The way our parents treated us, what they did or didn’t do, imprints us with some subconscious behavior patterns that we perpetuate as adults. Our relationship with each parent has immeasurable outcome on our well being later on. This book is also about CEN, but it focuses on the mother and our relationship with her. This book gave me the most insights into specifically how I was traumatized during my childhood, so it was a difficult read for me, but these insights were vital for my recovery. The second half of the book is focused on recovery and healing, and introduces specific activities and work that you can do to begin healing.
by Nico Walker
Cherry is a great book and was a national bestseller, but the story of how it was written is interesting too. Nico Walker wrote this on a typewriter in federal prison while serving a sentence for bank robbery. Although the book is fiction, the story is autobiographical. It follows the life of an aimless young man from Cleveland who joined the military and deployed to Iraq around ’05 or ’06, where he served as a combat medic. He witnessed the horrors of war and a constant stream of gruesome death (both military and civilian), and when he returned home with his unprocessed traumas, it was right when the opioid epidemic was ramping up into full swing. He got sucked into that too, and it wasn’t long before he’s addicted to heroin. This is a bleak story of firsthand experiences with the double tragedy in American life in the 21st Century: The War on Terror and the opioid epidemic.
Tattoos on the Heart: The Power of Boundless Compassion
by Gregory Boyle
Here’s a more positive and upbeat book on my list! Gregory Boyle is a Jesuit priest who has spent more than twenty years running Homeboy Industries, a gang-intervention program in Los Angeles. His book is a collection of stories from his years of working with gang members and at-risk youth, and the lessons he learned from these experiences when it comes to Christianity, redemption, unconditional love, kindness, and patience. It’s both uplifting and tragic at times, and it’s a great book for anyone interested in a person who actually walks the walk and lives out their Christian faith every day, and the stories they have to tell.
The Wise Mind of H.I.M. Emperor Haile Sellassie I
by H.I.M. Emperor Haile Sellassie I
This was the first book I read this year, when I started reading again. I bought it at The Dub Club, a music venue in the hills above Kingston, Jamaica. It’s a common misconception that all Rastafari revere H.I.M. Emperor Haile Sellassie I as a reincarnation of Jesus Christ. That view would differ between individual Rastas, and would largely hinge on which Mansion (denomination) of Rastafari they followed. But all have respect and reverence for the Emperor as a great and wise man. This book is an edited collection of the Emperor’s public speeches, and the way they’ve been arranged makes this read almost like a mini-bible. A variety of topics are covered, from justice to education to religion to self-development and good character. It’s a quick read, but very enlightening and thought-provoking!

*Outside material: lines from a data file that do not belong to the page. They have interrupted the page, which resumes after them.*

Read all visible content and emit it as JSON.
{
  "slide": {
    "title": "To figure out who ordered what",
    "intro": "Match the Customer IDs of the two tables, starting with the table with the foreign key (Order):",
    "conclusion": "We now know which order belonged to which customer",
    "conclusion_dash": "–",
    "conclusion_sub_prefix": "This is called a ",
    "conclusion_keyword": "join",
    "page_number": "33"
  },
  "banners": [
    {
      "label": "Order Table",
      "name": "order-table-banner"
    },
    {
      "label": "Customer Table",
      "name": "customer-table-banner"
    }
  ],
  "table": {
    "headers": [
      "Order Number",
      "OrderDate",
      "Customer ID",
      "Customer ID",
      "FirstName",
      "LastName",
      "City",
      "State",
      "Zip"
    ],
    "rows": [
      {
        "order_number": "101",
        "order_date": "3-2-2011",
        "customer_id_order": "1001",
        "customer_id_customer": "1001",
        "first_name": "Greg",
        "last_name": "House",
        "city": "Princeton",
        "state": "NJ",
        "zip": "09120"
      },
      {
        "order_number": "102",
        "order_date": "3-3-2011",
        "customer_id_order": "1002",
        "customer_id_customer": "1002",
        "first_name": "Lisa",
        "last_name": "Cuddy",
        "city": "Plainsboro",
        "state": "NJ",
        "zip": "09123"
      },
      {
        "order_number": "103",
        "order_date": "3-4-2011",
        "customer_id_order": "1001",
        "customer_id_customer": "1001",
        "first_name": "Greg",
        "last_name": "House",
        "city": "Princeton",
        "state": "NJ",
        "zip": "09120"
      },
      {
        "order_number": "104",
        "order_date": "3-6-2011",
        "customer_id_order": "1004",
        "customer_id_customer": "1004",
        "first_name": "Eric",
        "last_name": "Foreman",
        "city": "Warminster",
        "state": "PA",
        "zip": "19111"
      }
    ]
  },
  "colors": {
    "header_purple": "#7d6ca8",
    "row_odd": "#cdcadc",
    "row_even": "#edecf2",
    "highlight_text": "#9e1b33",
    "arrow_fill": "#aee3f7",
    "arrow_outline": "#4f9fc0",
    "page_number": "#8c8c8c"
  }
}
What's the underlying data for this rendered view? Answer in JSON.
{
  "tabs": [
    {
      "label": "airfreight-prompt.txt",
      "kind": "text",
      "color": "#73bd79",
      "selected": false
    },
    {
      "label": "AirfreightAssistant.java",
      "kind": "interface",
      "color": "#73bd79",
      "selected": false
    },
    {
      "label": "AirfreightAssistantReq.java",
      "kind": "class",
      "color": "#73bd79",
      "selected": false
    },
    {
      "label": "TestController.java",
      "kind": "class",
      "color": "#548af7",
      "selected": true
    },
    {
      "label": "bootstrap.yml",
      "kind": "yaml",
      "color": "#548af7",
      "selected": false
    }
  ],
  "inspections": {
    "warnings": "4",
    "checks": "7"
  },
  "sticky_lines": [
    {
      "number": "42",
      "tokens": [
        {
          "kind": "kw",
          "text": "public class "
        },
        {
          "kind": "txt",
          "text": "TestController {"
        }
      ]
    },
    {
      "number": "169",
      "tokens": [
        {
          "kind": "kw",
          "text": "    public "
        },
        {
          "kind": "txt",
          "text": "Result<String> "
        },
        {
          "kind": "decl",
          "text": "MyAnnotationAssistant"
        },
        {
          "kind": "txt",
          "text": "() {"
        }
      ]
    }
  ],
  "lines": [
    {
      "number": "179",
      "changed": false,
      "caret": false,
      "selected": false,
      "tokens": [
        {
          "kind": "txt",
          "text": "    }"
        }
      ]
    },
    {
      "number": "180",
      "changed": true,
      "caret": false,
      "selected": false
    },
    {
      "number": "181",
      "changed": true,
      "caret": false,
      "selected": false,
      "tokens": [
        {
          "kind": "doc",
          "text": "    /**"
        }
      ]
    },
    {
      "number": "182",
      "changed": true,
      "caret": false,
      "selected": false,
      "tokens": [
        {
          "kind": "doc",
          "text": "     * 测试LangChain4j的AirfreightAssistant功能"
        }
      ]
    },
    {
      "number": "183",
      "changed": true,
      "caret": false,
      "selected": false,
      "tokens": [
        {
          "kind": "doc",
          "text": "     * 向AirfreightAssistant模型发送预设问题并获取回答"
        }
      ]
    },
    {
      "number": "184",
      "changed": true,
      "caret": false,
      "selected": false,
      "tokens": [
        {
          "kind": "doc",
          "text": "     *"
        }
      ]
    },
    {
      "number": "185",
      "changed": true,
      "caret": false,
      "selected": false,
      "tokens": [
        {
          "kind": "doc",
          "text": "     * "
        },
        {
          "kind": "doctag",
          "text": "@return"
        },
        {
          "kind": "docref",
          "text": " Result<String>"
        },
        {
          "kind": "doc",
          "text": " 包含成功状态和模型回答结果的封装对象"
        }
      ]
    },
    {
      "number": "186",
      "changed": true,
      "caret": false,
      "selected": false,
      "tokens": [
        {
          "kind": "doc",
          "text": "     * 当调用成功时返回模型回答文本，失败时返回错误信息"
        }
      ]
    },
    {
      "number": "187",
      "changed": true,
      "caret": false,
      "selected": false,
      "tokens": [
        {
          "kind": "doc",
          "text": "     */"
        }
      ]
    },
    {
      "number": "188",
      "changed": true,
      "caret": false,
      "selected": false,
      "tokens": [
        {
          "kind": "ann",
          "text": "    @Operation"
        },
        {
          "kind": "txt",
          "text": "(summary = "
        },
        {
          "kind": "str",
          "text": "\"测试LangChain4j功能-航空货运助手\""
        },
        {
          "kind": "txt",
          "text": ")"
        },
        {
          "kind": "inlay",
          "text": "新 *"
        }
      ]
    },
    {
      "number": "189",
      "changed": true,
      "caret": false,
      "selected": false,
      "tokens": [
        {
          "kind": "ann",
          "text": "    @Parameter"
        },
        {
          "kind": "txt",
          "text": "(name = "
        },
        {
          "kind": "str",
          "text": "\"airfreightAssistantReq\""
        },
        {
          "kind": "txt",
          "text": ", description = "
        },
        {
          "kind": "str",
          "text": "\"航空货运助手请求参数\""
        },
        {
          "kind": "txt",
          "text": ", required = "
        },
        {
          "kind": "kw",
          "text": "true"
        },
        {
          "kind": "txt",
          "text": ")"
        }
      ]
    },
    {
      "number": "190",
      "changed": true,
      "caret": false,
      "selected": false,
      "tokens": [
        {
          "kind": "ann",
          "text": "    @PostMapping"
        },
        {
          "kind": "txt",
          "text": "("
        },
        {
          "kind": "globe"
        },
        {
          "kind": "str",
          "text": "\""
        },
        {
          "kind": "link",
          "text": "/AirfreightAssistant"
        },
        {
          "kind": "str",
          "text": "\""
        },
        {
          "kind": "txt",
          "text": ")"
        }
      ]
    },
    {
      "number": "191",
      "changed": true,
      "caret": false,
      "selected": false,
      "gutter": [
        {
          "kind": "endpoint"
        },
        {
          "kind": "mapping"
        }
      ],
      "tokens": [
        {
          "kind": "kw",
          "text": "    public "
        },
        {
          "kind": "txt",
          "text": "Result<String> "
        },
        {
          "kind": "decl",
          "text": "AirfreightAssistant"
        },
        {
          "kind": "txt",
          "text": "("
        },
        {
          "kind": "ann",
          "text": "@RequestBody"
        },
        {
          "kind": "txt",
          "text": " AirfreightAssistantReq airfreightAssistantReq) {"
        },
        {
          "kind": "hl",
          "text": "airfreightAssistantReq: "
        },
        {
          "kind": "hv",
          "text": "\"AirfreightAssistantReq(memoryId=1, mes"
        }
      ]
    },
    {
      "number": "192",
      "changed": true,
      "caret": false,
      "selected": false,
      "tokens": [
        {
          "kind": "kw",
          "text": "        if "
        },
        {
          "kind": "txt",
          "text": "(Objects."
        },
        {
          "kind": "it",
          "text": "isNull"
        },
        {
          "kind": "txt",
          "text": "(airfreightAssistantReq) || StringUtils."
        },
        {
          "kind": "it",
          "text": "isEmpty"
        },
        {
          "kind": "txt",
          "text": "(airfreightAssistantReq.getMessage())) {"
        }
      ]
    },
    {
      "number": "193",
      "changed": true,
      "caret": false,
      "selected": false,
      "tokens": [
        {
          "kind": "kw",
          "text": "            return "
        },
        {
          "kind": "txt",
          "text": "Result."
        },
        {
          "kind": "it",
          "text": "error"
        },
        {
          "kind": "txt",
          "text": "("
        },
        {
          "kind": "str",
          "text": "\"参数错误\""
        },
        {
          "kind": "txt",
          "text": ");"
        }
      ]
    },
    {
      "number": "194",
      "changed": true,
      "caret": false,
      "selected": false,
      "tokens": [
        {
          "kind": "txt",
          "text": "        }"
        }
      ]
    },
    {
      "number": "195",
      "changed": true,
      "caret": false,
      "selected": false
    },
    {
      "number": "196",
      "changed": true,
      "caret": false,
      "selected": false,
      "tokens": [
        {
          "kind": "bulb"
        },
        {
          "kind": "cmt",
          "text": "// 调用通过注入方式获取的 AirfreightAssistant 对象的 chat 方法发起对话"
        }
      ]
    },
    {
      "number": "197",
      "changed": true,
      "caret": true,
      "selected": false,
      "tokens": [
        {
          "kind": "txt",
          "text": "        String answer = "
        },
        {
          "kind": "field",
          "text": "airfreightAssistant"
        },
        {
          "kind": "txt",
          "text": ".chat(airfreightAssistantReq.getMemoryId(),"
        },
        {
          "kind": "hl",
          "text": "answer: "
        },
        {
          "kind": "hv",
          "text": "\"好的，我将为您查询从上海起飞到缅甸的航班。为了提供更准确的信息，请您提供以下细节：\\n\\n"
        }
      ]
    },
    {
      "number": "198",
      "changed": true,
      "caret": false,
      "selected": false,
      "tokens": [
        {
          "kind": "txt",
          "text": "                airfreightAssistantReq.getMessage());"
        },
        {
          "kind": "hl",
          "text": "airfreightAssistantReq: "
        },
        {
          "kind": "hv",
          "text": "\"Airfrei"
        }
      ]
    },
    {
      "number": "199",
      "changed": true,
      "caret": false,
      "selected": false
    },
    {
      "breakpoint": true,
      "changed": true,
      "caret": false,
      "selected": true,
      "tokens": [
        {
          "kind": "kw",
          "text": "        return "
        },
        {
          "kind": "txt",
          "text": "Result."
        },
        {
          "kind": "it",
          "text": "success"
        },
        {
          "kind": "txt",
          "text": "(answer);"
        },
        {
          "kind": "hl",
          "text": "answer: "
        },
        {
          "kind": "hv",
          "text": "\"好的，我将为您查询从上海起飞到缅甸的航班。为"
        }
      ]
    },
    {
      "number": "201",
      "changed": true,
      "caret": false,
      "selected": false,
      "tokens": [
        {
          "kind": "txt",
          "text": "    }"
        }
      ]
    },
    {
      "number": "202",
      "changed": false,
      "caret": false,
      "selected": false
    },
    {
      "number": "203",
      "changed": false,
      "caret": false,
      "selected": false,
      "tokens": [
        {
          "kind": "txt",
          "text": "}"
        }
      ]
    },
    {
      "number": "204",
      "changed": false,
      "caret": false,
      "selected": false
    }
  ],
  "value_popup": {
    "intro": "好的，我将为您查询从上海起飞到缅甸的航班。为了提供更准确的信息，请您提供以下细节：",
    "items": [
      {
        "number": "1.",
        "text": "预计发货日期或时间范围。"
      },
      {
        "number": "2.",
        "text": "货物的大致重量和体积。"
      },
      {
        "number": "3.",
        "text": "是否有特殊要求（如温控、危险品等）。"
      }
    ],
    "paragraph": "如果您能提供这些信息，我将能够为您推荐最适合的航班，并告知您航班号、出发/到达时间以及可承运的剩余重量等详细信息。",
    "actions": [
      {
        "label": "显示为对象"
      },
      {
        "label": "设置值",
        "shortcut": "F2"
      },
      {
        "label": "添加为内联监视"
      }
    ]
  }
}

My list is a bit of everything, but so is life. Each person’s reading list is different and unique, which is what makes them interesting! If anyone out there is intrigued by one of my picks and reads it, I hope they’ll enjoy it and maybe find it helpful. Happy reading!